> [What the task requires]
The answer must consist of every record below, reproduced exactly.

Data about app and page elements
◇ ◇ ◇

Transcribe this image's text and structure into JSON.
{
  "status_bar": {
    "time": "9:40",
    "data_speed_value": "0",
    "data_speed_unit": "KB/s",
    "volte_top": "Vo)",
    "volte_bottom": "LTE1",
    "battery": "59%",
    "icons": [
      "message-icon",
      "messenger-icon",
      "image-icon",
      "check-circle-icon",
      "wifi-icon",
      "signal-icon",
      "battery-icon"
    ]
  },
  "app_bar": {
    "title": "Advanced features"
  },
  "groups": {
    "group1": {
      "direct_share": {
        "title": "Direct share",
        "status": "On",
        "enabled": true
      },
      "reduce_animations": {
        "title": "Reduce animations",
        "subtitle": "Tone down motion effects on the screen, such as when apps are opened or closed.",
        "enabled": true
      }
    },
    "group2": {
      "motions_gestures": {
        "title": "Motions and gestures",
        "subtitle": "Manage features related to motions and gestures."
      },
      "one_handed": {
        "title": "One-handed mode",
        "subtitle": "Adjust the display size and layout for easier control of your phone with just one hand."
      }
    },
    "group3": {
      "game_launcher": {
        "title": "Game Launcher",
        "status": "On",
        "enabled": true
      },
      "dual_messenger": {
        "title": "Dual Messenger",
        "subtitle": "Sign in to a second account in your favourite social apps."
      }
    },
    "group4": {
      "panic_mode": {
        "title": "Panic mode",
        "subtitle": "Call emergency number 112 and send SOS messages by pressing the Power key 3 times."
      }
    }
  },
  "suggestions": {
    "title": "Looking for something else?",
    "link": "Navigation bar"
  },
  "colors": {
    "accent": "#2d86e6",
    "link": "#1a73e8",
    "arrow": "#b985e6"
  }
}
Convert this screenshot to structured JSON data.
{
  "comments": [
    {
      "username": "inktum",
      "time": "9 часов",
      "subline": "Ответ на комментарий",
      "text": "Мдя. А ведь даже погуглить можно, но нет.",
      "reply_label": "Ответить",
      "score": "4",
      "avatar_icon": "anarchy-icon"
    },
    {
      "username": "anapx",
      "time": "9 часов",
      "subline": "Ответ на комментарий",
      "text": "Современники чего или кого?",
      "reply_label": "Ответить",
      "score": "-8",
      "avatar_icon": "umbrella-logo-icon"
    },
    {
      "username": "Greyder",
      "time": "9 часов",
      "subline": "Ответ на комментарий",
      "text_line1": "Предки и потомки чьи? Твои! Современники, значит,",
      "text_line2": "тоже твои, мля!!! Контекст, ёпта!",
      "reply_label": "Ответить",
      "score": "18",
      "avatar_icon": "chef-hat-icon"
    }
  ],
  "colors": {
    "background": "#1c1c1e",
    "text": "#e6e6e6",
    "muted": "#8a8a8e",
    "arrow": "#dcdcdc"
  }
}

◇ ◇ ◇

> [Answer area]
Transcribe this image's text and structure into JSON.
{
  "status_bar": {
    "time": "9:40",
    "data_speed_value": "0",
    "data_speed_unit": "KB/s",
    "volte_top": "Vo)",
    "volte_bottom": "LTE1",
    "battery": "59%",
    "icons": [
      "message-icon",
      "messenger-icon",
      "image-icon",
      "check-circle-icon",
      "wifi-icon",
      "signal-icon",
      "battery-icon"
    ]
  },
  "app_bar": {
    "title": "Advanced features"
  },
  "groups": {
    "group1": {
      "direct_share": {
        "title": "Direct share",
        "status": "On",
        "enabled": true
      },
      "reduce_animations": {
        "title": "Reduce animations",
        "subtitle": "Tone down motion effects on the screen, such as when apps are opened or closed.",
        "enabled": true
      }
    },
    "group2": {
      "motions_gestures": {
        "title": "Motions and gestures",
        "subtitle": "Manage features related to motions and gestures."
      },
      "one_handed": {
        "title": "One-handed mode",
        "subtitle": "Adjust the display size and layout for easier control of your phone with just one hand."
      }
    },
    "group3": {
      "game_launcher": {
        "title": "Game Launcher",
        "status": "On",
        "enabled": true
      },
      "dual_messenger": {
        "title": "Dual Messenger",
        "subtitle": "Sign in to a second account in your favourite social apps."
      }
    },
    "group4": {
      "panic_mode": {
        "title": "Panic mode",
        "subtitle": "Call emergency number 112 and send SOS messages by pressing the Power key 3 times."
      }
    }
  },
  "suggestions": {
    "title": "Looking for something else?",
    "link": "Navigation bar"
  },
  "colors": {
    "accent": "#2d86e6",
    "link": "#1a73e8",
    "arrow": "#b985e6"
  }
}
Convert this screenshot to structured JSON data.
{
  "comments": [
    {
      "username": "inktum",
      "time": "9 часов",
      "subline": "Ответ на комментарий",
      "text": "Мдя. А ведь даже погуглить можно, но нет.",
      "reply_label": "Ответить",
      "score": "4",
      "avatar_icon": "anarchy-icon"
    },
    {
      "username": "anapx",
      "time": "9 часов",
      "subline": "Ответ на комментарий",
      "text": "Современники чего или кого?",
      "reply_label": "Ответить",
      "score": "-8",
      "avatar_icon": "umbrella-logo-icon"
    },
    {
      "username": "Greyder",
      "time": "9 часов",
      "subline": "Ответ на комментарий",
      "text_line1": "Предки и потомки чьи? Твои! Современники, значит,",
      "text_line2": "тоже твои, мля!!! Контекст, ёпта!",
      "reply_label": "Ответить",
      "score": "18",
      "avatar_icon": "chef-hat-icon"
    }
  ],
  "colors": {
    "background": "#1c1c1e",
    "text": "#e6e6e6",
    "muted": "#8a8a8e",
    "arrow": "#dcdcdc"
  }
}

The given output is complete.